As a result, if you qualify as a real estate professional, the definition of “passive activity” no longer includes “rental activity” and you move on to the material participation tests to determine whether or not an activity is passive or non-passive. Real estate professional status just gets you over the hurdle of “rental activities = passive activities.”

But as shown with the above Reg section, this analysis is moot because we don’t have a “rental activity” to begin with.

Thus, we don’t need to qualify as a real estate professional.

IRS Argument #2: You should have reported your STR on Schedule C

We recently handled a claim from an IRS agent that if the STR is not a “rental activity” under Sec. 469, it must be reported on Schedule C.

Because Schedule E is only for “rental activities.”

Logically, this makes sense. However, Schedule C is for reporting trades or businesses that are self-employment activities and thus subject to the 15.3% self-employment tax.

But Sec. 1402(a)(1) says rental income is excluded from self-employment taxes unless you are a real estate “dealer”

Additionally, CCA202151005 says “whether an activity is a ‘rental activity‘ under Sec. 469(c)(2) is not determinative of whether the exclusion in Sec. 1402(a)(1) applies.”

Effectively, this means that just because your STR is not a “rental activity” under Sec. 469 does not automatically make it subject to SE taxes, which would then require Schedule C reporting.

Instead, STRs are reported on Schedule E.

IRS Argument #3: spouses must hit the material participation tests on their own

Recently, an IRS agent claimed that in order to materially participate in the STR, you or your spouse must work 500 hours in the STR and the spouses cannot combine hours.

Unlike real estate professional status, where one spouse must meet the 750-hour test and more than 1/2 time test completely on their own, spouses can combine time for material participation testing.

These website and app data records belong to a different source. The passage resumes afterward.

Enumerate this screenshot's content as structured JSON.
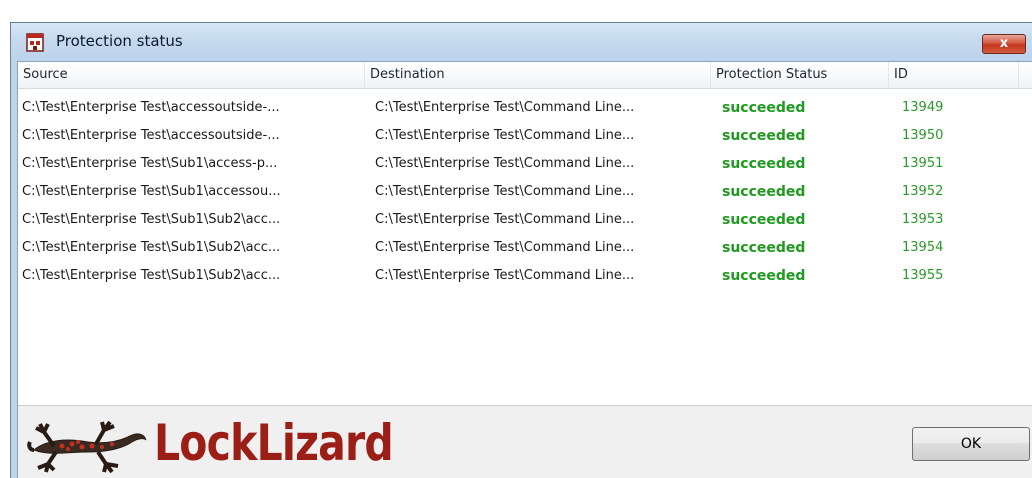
{
  "window": {
    "title": "Protection status",
    "close_label": "x"
  },
  "table": {
    "columns": [
      "Source",
      "Destination",
      "Protection Status",
      "ID"
    ],
    "rows": [
      {
        "source": "C:\\Test\\Enterprise Test\\accessoutside-...",
        "destination": "C:\\Test\\Enterprise Test\\Command Line...",
        "status": "succeeded",
        "id": "13949"
      },
      {
        "source": "C:\\Test\\Enterprise Test\\accessoutside-...",
        "destination": "C:\\Test\\Enterprise Test\\Command Line...",
        "status": "succeeded",
        "id": "13950"
      },
      {
        "source": "C:\\Test\\Enterprise Test\\Sub1\\access-p...",
        "destination": "C:\\Test\\Enterprise Test\\Command Line...",
        "status": "succeeded",
        "id": "13951"
      },
      {
        "source": "C:\\Test\\Enterprise Test\\Sub1\\accessou...",
        "destination": "C:\\Test\\Enterprise Test\\Command Line...",
        "status": "succeeded",
        "id": "13952"
      },
      {
        "source": "C:\\Test\\Enterprise Test\\Sub1\\Sub2\\acc...",
        "destination": "C:\\Test\\Enterprise Test\\Command Line...",
        "status": "succeeded",
        "id": "13953"
      },
      {
        "source": "C:\\Test\\Enterprise Test\\Sub1\\Sub2\\acc...",
        "destination": "C:\\Test\\Enterprise Test\\Command Line...",
        "status": "succeeded",
        "id": "13954"
      },
      {
        "source": "C:\\Test\\Enterprise Test\\Sub1\\Sub2\\acc...",
        "destination": "C:\\Test\\Enterprise Test\\Command Line...",
        "status": "succeeded",
        "id": "13955"
      }
    ]
  },
  "footer": {
    "logo_text": "LockLizard",
    "ok_label": "OK"
  },
  "colors": {
    "status_green": "#1e9a1e",
    "logo_red": "#9b1f16",
    "title_bg": "#c5d9ee"
  }
}
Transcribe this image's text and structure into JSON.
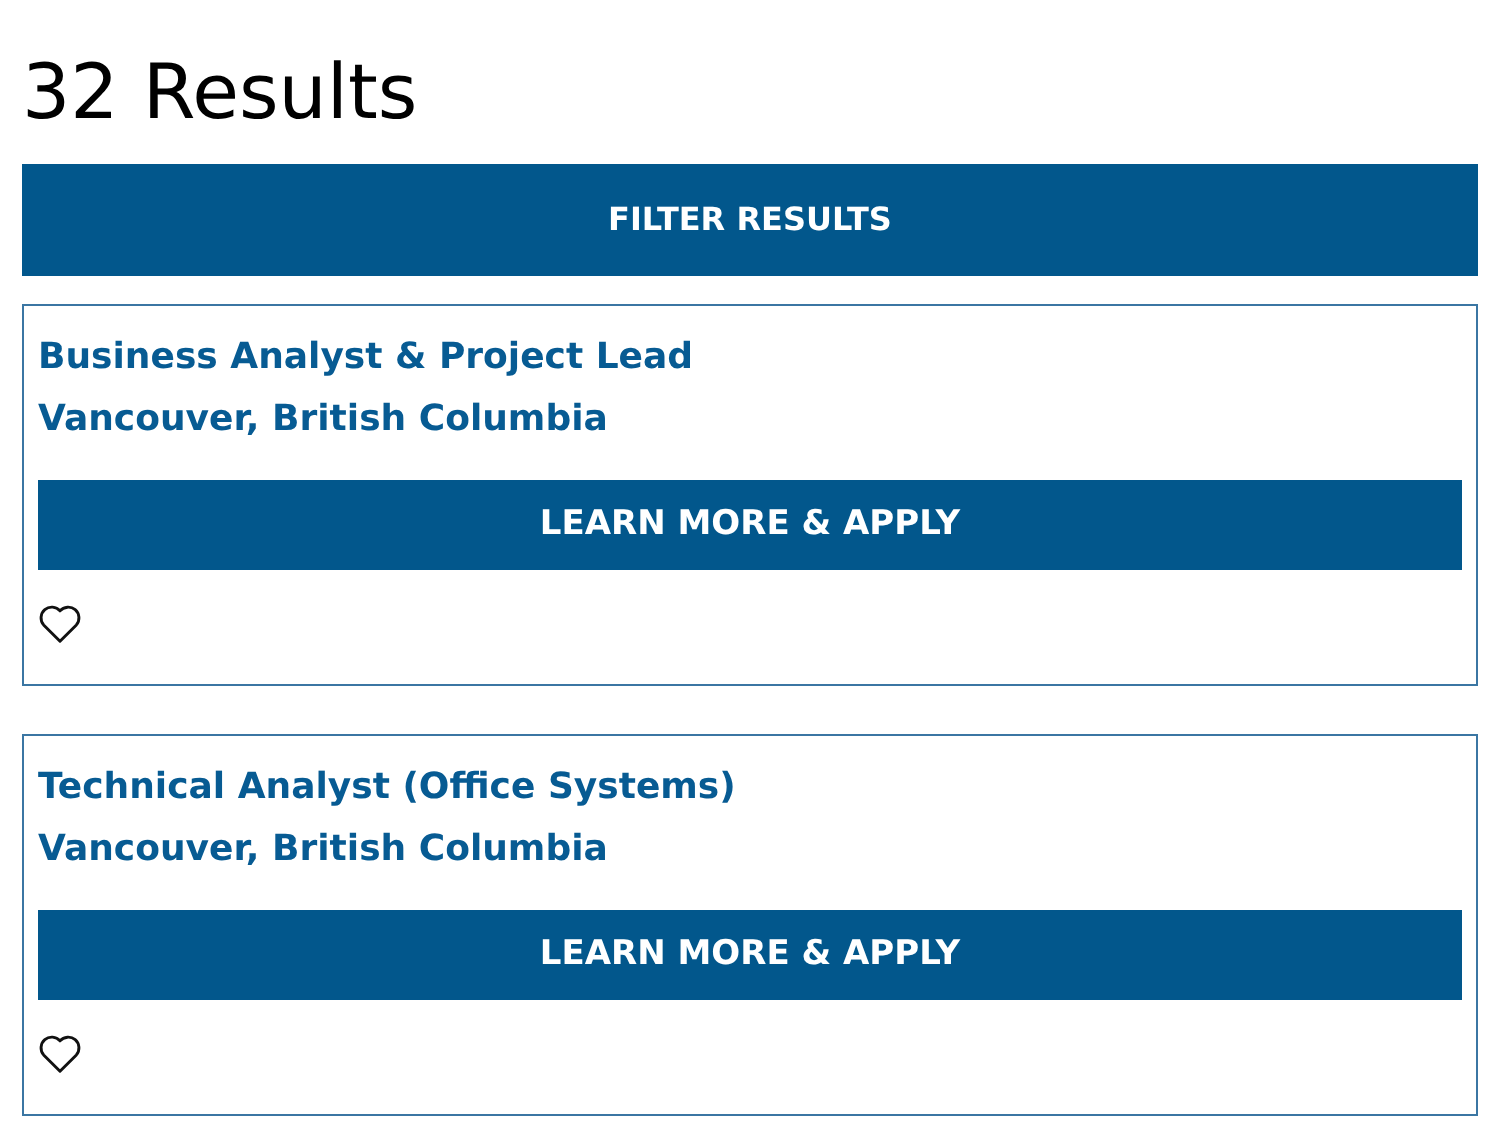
{
  "heading": "32 Results",
  "filter_button": "FILTER RESULTS",
  "jobs": [
    {
      "title": "Business Analyst & Project Lead",
      "location": "Vancouver, British Columbia",
      "button": "LEARN MORE & APPLY"
    },
    {
      "title": "Technical Analyst (Office Systems)",
      "location": "Vancouver, British Columbia",
      "button": "LEARN MORE & APPLY"
    }
  ]
}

Reg. Sec. 1.469-5T(a)(1) is the actual 500-hour test and includes the term “individual” in its wording.

Reg. Sec. 1.469-5T(f)(3) says “any participation of such person’s spouse … shall be treated … as participation of such person.”

And Sec. 469(h)(5) says “In determining whether a taxpayer materially participates, the participation of the spouse of the taxpayer shall be taken into account.”

Combining these sections produces an understanding that the term “individual” means looking at both spouses as one person for the purposes of testing material participation.

Meaning, both spouses can log time toward the 500 hour material participation test (or any material participation test for that matter).

Our team is well-versed in handling STR and real estate professional audits. We are also experts at tax planning for real estate investors. Schedule a consultation with us today.